» **Exercise objective**
Below are some records; repeat them all exactly, minus the pictures.
Segment Open
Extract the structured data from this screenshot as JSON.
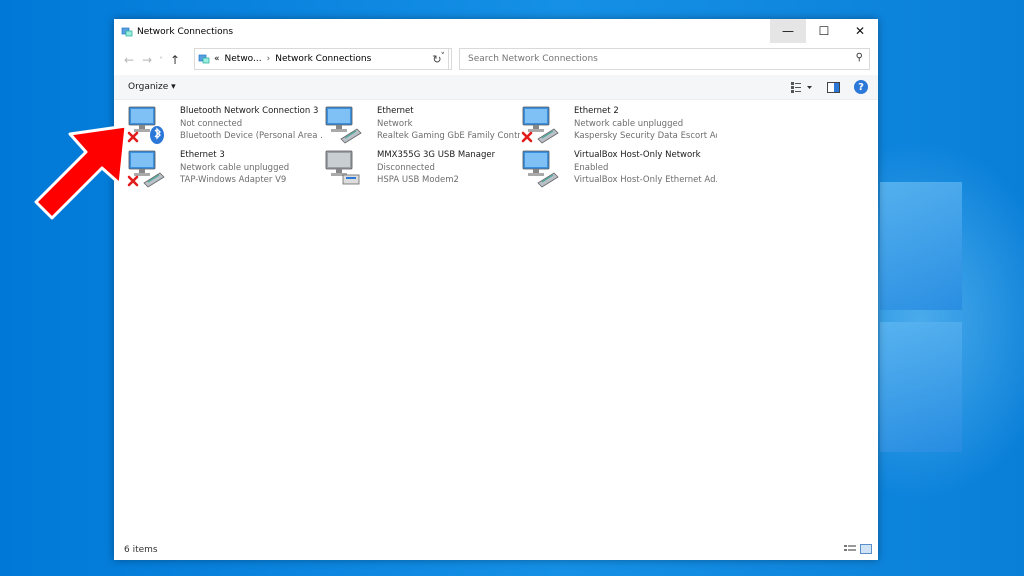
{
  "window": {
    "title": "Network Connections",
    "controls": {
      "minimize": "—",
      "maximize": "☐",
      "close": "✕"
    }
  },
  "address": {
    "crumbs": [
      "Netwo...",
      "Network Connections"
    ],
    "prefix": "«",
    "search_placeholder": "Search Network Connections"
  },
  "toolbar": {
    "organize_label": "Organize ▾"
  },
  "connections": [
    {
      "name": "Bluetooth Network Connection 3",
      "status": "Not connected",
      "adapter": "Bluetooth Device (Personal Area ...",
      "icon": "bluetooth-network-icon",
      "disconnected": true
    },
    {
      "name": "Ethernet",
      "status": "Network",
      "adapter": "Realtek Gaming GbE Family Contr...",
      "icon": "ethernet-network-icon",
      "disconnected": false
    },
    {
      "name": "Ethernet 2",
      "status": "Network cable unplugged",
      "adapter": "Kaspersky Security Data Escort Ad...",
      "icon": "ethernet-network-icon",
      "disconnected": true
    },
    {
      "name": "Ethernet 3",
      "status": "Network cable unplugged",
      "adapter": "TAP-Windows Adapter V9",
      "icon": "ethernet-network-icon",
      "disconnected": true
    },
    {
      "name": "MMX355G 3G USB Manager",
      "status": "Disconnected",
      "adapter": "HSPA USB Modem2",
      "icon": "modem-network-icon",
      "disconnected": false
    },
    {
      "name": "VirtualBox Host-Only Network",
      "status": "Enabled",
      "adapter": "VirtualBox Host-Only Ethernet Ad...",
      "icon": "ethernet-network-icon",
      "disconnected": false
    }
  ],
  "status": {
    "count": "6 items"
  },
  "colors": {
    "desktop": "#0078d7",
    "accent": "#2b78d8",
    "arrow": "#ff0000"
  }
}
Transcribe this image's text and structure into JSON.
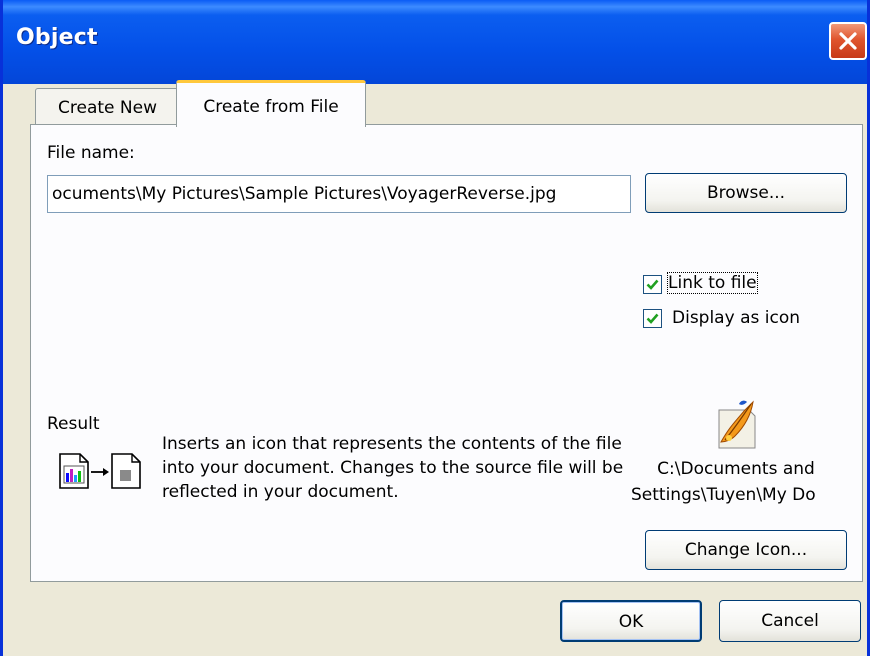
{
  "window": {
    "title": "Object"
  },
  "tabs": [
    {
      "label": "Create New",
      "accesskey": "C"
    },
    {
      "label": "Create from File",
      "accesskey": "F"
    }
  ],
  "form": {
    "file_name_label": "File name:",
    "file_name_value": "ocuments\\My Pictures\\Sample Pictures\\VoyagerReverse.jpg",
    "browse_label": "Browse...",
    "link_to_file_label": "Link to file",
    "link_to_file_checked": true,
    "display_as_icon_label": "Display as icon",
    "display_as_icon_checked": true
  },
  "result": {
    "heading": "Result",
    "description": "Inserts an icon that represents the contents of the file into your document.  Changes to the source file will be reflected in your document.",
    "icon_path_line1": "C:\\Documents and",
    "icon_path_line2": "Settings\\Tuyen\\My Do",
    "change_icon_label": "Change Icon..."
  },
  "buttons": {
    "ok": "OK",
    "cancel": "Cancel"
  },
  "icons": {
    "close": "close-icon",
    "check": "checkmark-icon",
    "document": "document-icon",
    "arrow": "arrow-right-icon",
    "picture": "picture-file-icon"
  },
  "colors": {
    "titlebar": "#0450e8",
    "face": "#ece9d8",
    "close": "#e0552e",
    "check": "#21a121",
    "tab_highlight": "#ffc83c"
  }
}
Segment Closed
» **Response**
Extract the structured data from this screenshot as JSON.
{
  "window": {
    "title": "Network Connections",
    "controls": {
      "minimize": "—",
      "maximize": "☐",
      "close": "✕"
    }
  },
  "address": {
    "crumbs": [
      "Netwo...",
      "Network Connections"
    ],
    "prefix": "«",
    "search_placeholder": "Search Network Connections"
  },
  "toolbar": {
    "organize_label": "Organize ▾"
  },
  "connections": [
    {
      "name": "Bluetooth Network Connection 3",
      "status": "Not connected",
      "adapter": "Bluetooth Device (Personal Area ...",
      "icon": "bluetooth-network-icon",
      "disconnected": true
    },
    {
      "name": "Ethernet",
      "status": "Network",
      "adapter": "Realtek Gaming GbE Family Contr...",
      "icon": "ethernet-network-icon",
      "disconnected": false
    },
    {
      "name": "Ethernet 2",
      "status": "Network cable unplugged",
      "adapter": "Kaspersky Security Data Escort Ad...",
      "icon": "ethernet-network-icon",
      "disconnected": true
    },
    {
      "name": "Ethernet 3",
      "status": "Network cable unplugged",
      "adapter": "TAP-Windows Adapter V9",
      "icon": "ethernet-network-icon",
      "disconnected": true
    },
    {
      "name": "MMX355G 3G USB Manager",
      "status": "Disconnected",
      "adapter": "HSPA USB Modem2",
      "icon": "modem-network-icon",
      "disconnected": false
    },
    {
      "name": "VirtualBox Host-Only Network",
      "status": "Enabled",
      "adapter": "VirtualBox Host-Only Ethernet Ad...",
      "icon": "ethernet-network-icon",
      "disconnected": false
    }
  ],
  "status": {
    "count": "6 items"
  },
  "colors": {
    "desktop": "#0078d7",
    "accent": "#2b78d8",
    "arrow": "#ff0000"
  }
}
Transcribe this image's text and structure into JSON.
{
  "window": {
    "title": "Object"
  },
  "tabs": [
    {
      "label": "Create New",
      "accesskey": "C"
    },
    {
      "label": "Create from File",
      "accesskey": "F"
    }
  ],
  "form": {
    "file_name_label": "File name:",
    "file_name_value": "ocuments\\My Pictures\\Sample Pictures\\VoyagerReverse.jpg",
    "browse_label": "Browse...",
    "link_to_file_label": "Link to file",
    "link_to_file_checked": true,
    "display_as_icon_label": "Display as icon",
    "display_as_icon_checked": true
  },
  "result": {
    "heading": "Result",
    "description": "Inserts an icon that represents the contents of the file into your document.  Changes to the source file will be reflected in your document.",
    "icon_path_line1": "C:\\Documents and",
    "icon_path_line2": "Settings\\Tuyen\\My Do",
    "change_icon_label": "Change Icon..."
  },
  "buttons": {
    "ok": "OK",
    "cancel": "Cancel"
  },
  "icons": {
    "close": "close-icon",
    "check": "checkmark-icon",
    "document": "document-icon",
    "arrow": "arrow-right-icon",
    "picture": "picture-file-icon"
  },
  "colors": {
    "titlebar": "#0450e8",
    "face": "#ece9d8",
    "close": "#e0552e",
    "check": "#21a121",
    "tab_highlight": "#ffc83c"
  }
}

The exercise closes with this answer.